In a hillside bunker in a New Mexico desert two weeks ago, a New York architect peered through a periscope as, about 1,300 feet away, a simulacrum of the Freedom Tower’s exterior was blown up.
“Once the charge was detonated, even from a quarter of a mile away, the entire bunker shook,” said Carl Galioto, a partner at Skidmore, Owings & Merrill, the architecture firm that designed One World Trade Center.
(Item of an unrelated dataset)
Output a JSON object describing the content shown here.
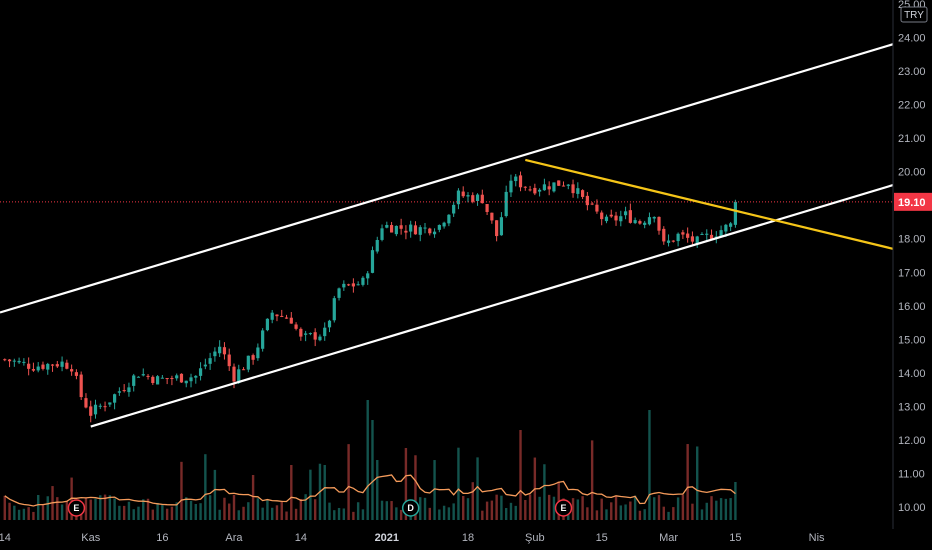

The 1,776-foot-tall, spire-topped skyscraper, formerly known as the Freedom Tower, is slated to rise at the northwest corner of Ground Zero by 2012.
“The specimen performed beautifully, far exceeding our expectations,” Mr. Galioto said.
Which is to say that only portions, and not all, of the so-called specimen—a three-story mock-up of the building’s glass-and-aluminum facade—shattered in the isolated desert 90 minutes south of Albuquerque.
Mr. Galioto wouldn’t reveal the strength of the explosive device for security reasons, but said that a Port Authority security consultant and New York City law enforcement officials determined the criteria for the test.
“It is something that, having seen it, having participated in it, certainly raises my confidence in the project,” he said.
“Dynamic” testing—i.e., blowing up materials destined for building exteriors—is not standard operating procedure for skyscrapers. The technique, developed about a decade ago, is generally reserved for the construction of highly sensitive government buildings in foreign countries, like the American embassy that Skidmore, Owings & Merrill built in Beijing.
“But it’s now being applied to [other] buildings,” Mr. Galioto said. In fact, materials intended for another New York City tower—Mr. Galioto wouldn’t name the project, though he did say that his firm wasn’t designing it—were tested at the same laboratory days before the tests for One World Trade Center.
Thankfully, rainstorms and high winds are more commonplace than bombs in New York City, so Benson Industries, the contractor building the glass exterior for the architect, had to make sure the material could handle those environmental pressures, too.
Testing of another mock-up of the glass, which will cover one million square feet of the tower, took months and spanned a continent—wind tunnel tests outside of Toronto; thermal tests in Ontario, Calif.—all to ensure that the future tower can withstand apocalyptic wind speeds of up to 150 miles per hour, deluges of rain the likes of which New York has rarely seen, a low-level earthquake and rapidly changing temperatures.
But none of that compared to the drama of the blast test.
“The only way to reach the exact site was drive by four-wheel-drive vehicles for a number of miles,” Mr. Galioto said. “There was a dirt-and-rock road.”